October 25, 2013
Immigration officials have been telling more than 2,000 asylum seekers held on Christmas Island that they have a choice: return to their country of origin or face indefinite detention.
Under new Federal Government rules, any asylum seeker who arrived by boat after July 19 can be sent offshore for indefinite detention or returned to their country of origin.
It is not clear what the response of the Christmas Island detainees has been.
But in Darwin, where more than 1,000 people are living in four separate detention centres, some detainees have told the ABC are prepared to remain locked up rather than face persecution or even death in their country of origin.
Every Thursday evening, members of the Darwin Asylum Seeker Support Network (DASSAN) gather outside the Airport Lodge immigration detention centre, just a few hundred metres from Darwin Airport.
They set up protest placards and talk through a cyclone wire fence to the men, women and children living in converted shipping containers at the centre.
“What we’ve seen is a move away from a decision where people are having their claims assessed to one where people are completely without any idea about what’s going to happen to them,” DASSAN member Peter Robson said.
Last night, a crowd of asylum seekers came to the fence as the ABC approached with a camera crew.
“I have no home right now,” one asylum seeker said.
“Where should I live? I should live in Afghanistan? I have never seen Afghanistan.”
Another woman said through a translator that she was brought to Darwin for medical treatment but she wants to return to Christmas Island, where her family is.
Outside of detention, there are about 21,000 people in Australia on bridging visas awaiting the outcome of their asylum claims.
Many of the people the ABC spoke to have been brought to Darwin from Christmas Island for medical treatment. They are from Afghanistan, Vietnam, Lebanon, Iran and Iraq.
Detainees in the dark about their future
“If they tell us we’re going to stay here for a year, two years, five years we don’t have problem,” another asylum seeker said.
“But they don’t tell us. And maybe, before I came here on Christmas Island my transfer was cancelled three times.”
Several of the women have recently given birth or are about to have a child. Mr Robson says four women who had recently given birth were sent offshore with little notice.
“What we do know is that they were woken up at 5am, they were ushered out of their rooms.
“They had an opportunity to make a phone call, which is why we know what happened to them, and then they were simply put on a plane and taken to Christmas Island.”
Some of the asylum seekers the ABC spoke to knew they would not be allowed to stay in Australia but said they would be prepared to stay in detention indefinitely rather than face death in their country of origin.

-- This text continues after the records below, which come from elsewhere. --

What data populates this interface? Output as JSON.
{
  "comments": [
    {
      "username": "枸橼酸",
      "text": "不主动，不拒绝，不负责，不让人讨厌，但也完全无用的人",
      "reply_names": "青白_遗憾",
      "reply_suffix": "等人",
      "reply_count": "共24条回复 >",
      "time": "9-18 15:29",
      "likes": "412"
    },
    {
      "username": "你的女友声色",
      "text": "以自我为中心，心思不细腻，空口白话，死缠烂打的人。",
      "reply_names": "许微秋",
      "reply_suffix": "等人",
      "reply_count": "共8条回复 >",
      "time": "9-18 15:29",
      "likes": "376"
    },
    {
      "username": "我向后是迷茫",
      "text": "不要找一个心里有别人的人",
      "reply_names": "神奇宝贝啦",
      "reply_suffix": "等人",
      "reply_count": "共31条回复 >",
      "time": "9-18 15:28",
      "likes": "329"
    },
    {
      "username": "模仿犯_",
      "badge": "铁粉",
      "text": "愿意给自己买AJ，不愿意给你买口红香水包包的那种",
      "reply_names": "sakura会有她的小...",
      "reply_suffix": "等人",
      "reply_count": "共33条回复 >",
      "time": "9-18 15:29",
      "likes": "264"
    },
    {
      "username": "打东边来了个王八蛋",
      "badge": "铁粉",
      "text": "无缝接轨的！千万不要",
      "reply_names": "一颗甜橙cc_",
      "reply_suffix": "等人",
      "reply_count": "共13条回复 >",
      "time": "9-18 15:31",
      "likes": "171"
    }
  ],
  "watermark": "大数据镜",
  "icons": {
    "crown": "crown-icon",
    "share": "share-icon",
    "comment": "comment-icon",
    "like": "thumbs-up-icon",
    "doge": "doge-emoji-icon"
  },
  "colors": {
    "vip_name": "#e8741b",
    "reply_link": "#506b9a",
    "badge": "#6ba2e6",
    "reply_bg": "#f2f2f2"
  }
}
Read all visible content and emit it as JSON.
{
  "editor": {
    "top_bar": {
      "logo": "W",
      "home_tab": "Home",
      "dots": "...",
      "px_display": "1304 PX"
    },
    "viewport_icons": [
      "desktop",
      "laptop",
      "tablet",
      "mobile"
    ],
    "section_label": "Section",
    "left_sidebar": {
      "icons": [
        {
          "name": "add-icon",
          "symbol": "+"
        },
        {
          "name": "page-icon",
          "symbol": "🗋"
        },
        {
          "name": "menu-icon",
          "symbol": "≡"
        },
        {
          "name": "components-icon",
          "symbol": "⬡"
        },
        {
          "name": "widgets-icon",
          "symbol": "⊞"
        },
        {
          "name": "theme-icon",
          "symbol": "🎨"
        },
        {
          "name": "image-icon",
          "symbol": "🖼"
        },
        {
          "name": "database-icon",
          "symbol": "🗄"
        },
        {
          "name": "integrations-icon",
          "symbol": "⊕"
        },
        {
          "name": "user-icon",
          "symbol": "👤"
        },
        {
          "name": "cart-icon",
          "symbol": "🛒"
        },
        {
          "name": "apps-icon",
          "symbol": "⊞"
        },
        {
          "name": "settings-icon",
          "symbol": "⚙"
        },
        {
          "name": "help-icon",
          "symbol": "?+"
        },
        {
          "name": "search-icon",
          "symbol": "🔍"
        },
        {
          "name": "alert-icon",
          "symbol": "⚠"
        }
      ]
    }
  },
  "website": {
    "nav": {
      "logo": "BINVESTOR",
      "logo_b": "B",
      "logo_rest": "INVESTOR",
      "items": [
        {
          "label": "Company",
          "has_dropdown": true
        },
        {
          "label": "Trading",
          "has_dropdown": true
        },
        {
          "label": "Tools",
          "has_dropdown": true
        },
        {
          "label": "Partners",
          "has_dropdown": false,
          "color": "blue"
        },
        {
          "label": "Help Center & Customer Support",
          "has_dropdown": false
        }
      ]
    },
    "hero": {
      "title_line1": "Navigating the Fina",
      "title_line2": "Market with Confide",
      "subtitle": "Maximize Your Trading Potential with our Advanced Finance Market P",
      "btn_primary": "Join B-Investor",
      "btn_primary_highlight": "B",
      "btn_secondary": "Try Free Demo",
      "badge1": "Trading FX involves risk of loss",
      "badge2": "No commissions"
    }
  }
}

Not one of the more than 10 asylum seekers the ABC spoke to knows what is going to happen to them.
One man said through a translator that he is afraid of contractor Serco, saying they knock on his door and tell him to go back to Christmas Island.
Under the new Federal Government, any asylum seeker who arrived by boat after July 19 could be sent offshore for indefinite detention or returned to their country of origin.
Several of the people the ABC spoke to did not want to return to the Christmas Island detention centre because they say it is overcrowded, there are not enough toilets for everyone and people have to line up for hours to get a meal.